Greenspan to French finmin:US lost deficit control

Discussion in 'Economics' started by K.C., Sep 26, 2005.

  1. K.C.


    By Paul Carrel

    WASHINGTON, Sept 24 (Reuters) - U.S. Federal Reserve Chairman Alan Greenspan told France's Finance Minister Thierry Breton the United States has "lost control" of its budget deficit, the French minister said on Saturday.

    "'We have lost control,' that was his expression," Breton told reporters after a bilateral meeting with Greenspan.

    "The United States has lost control of their budget at a time when racking up deficits has been authorized without any control (from Congress)," Breton said.

    "We were both disappointed that the management of debt is not a political priority today," he added.

    Ministers from the Group of Seven rich nations on Friday called for vigorous action around the world to curb rising imbalances in international trade and investment accounts.

    A decrease in the U.S. budget deficit were cited by the G7 as one way to ease those imbalances. U.S. Treasury Secretary John Snow said the U.S. administration was still committed to halving its budget deficit by 2009.

    Breton spoke as International Monetary Fund Managing Director Rodrigo Rato said U.S. plans to cut its government expenditures now looked ambitious in the light of huge reconstruction costs to be borne in the wake of Hurricane Katrina.

    Breton said: "The situation that is creating tension today on the currency market ... is clearly the American deficit."

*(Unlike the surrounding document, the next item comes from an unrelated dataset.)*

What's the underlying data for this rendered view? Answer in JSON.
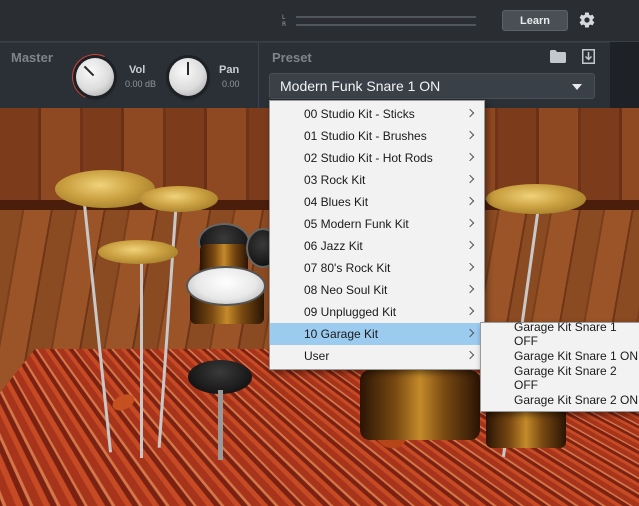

    The United States needed to address its budget deficit, he said, adding: "It seems to me that my counterpart John Snow is completely aware of this, he wants to harness the problem, but it seems to me he doesn't have the room for maneuver."

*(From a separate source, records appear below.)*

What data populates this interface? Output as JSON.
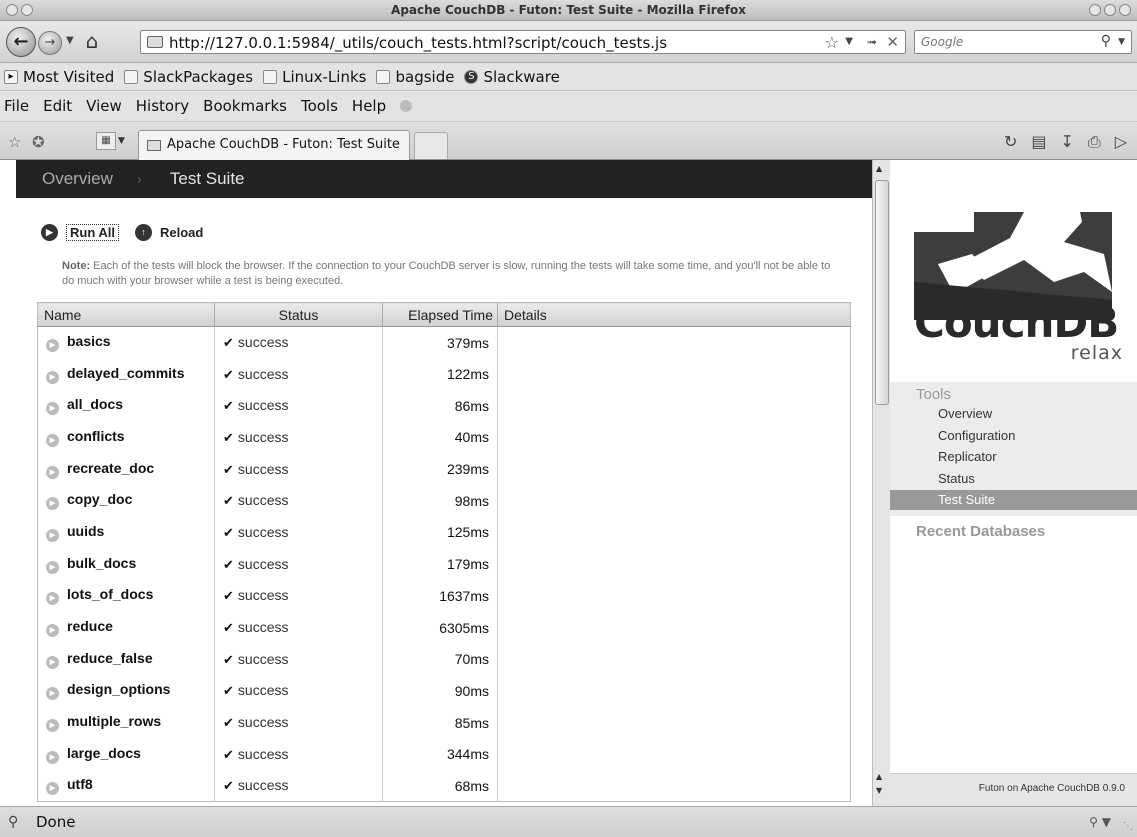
{
  "window": {
    "title": "Apache CouchDB - Futon: Test Suite - Mozilla Firefox"
  },
  "navbar": {
    "url": "http://127.0.0.1:5984/_utils/couch_tests.html?script/couch_tests.js",
    "search_placeholder": "Google"
  },
  "bookmarks": [
    {
      "label": "Most Visited"
    },
    {
      "label": "SlackPackages"
    },
    {
      "label": "Linux-Links"
    },
    {
      "label": "bagside"
    },
    {
      "label": "Slackware"
    }
  ],
  "menu": {
    "file": "File",
    "edit": "Edit",
    "view": "View",
    "history": "History",
    "bookmarks": "Bookmarks",
    "tools": "Tools",
    "help": "Help"
  },
  "tab": {
    "label": "Apache CouchDB - Futon: Test Suite"
  },
  "breadcrumb": {
    "overview": "Overview",
    "separator": "›",
    "current": "Test Suite"
  },
  "toolbar": {
    "run_all": "Run All",
    "reload": "Reload"
  },
  "note": {
    "label": "Note:",
    "text": "Each of the tests will block the browser. If the connection to your CouchDB server is slow, running the tests will take some time, and you'll not be able to do much with your browser while a test is being executed."
  },
  "table": {
    "headers": {
      "name": "Name",
      "status": "Status",
      "elapsed": "Elapsed Time",
      "details": "Details"
    },
    "rows": [
      {
        "name": "basics",
        "status": "success",
        "time": "379ms"
      },
      {
        "name": "delayed_commits",
        "status": "success",
        "time": "122ms"
      },
      {
        "name": "all_docs",
        "status": "success",
        "time": "86ms"
      },
      {
        "name": "conflicts",
        "status": "success",
        "time": "40ms"
      },
      {
        "name": "recreate_doc",
        "status": "success",
        "time": "239ms"
      },
      {
        "name": "copy_doc",
        "status": "success",
        "time": "98ms"
      },
      {
        "name": "uuids",
        "status": "success",
        "time": "125ms"
      },
      {
        "name": "bulk_docs",
        "status": "success",
        "time": "179ms"
      },
      {
        "name": "lots_of_docs",
        "status": "success",
        "time": "1637ms"
      },
      {
        "name": "reduce",
        "status": "success",
        "time": "6305ms"
      },
      {
        "name": "reduce_false",
        "status": "success",
        "time": "70ms"
      },
      {
        "name": "design_options",
        "status": "success",
        "time": "90ms"
      },
      {
        "name": "multiple_rows",
        "status": "success",
        "time": "85ms"
      },
      {
        "name": "large_docs",
        "status": "success",
        "time": "344ms"
      },
      {
        "name": "utf8",
        "status": "success",
        "time": "68ms"
      }
    ]
  },
  "sidebar": {
    "logo_word": "CouchDB",
    "logo_tagline": "relax",
    "tools_header": "Tools",
    "items": [
      {
        "label": "Overview"
      },
      {
        "label": "Configuration"
      },
      {
        "label": "Replicator"
      },
      {
        "label": "Status"
      },
      {
        "label": "Test Suite"
      }
    ],
    "recent_header": "Recent Databases",
    "footer": "Futon on Apache CouchDB 0.9.0"
  },
  "statusbar": {
    "text": "Done"
  }
}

    Breton added that after hearing Greenspan talk about inflation: "One has the feeling -- though he didn't say so -- that interest rates will probably continue to rise slightly until his departure."
  2. cable


    At least Greenspan's telling it straight to someone.
  3. TGregg


    Somebody misspelled "having". ;)
  4. cable


    LOL!! Very funny! :D
  5. typical limp wristed franco-blather. really sticking his neck out on that one.
  6. Pabst


    Of course the irony is that France has a higher national debt as a % of GDP than the U.S.

    In fact it's hilarious to hear all the morons on ET lament America's fiscal condition, when compared to Germany, Japan, Italy and France we have Calvin Coolidge frugality in government.
  7. kowboy


    So everyone who espouses a lower deficit, and forbid, a balanced budget is a moron as you say?

    Seems like calling the kettle black.

    Anyone with any wealth at all realizes that the deficit only leads to further inflation and the erosion of wealth. A nobrainer, so who is the moron?
  8. Pabst


    Don't misunderstand me. I'm not an advocate of large continuous deficits. However after the 2000-2002 equity meltdown and the uncertainty of post 9/11 I do think fiscal and monetary stimulus was imperative.

    What I AM saying is: On a comparative basis the deficits in the U.S. are quite tame from what we're seeing globally. Thus those who sell $/yen or $/euro because of debt are morons.
  9. How recent is your info?

    US is slightly over 70% debt of GDP, Germany & France are in the 60-65% mark. Eurozone overall is at 70% but that's due to counties like Greece & Italy who are heavy in the hole, over 100% debt to GDP.

    Key difference is that Europe is not growing and hence is not funding their growth by exponential debt like USA is. Plus, the currency markets seem to hold the Euro as the stronger fiat money. But all the debt figures for developed nations are in the same ballpark, it may be the new standard. It may also be the perfect formula for a worldwide financial crisis.
  10. sure, probably his idea of an insult, telling greenie's secrets like that. we all know the fed would never, ever orchestrate a leak or float ideas using media shills. lol.
    #10     Sep 26, 2005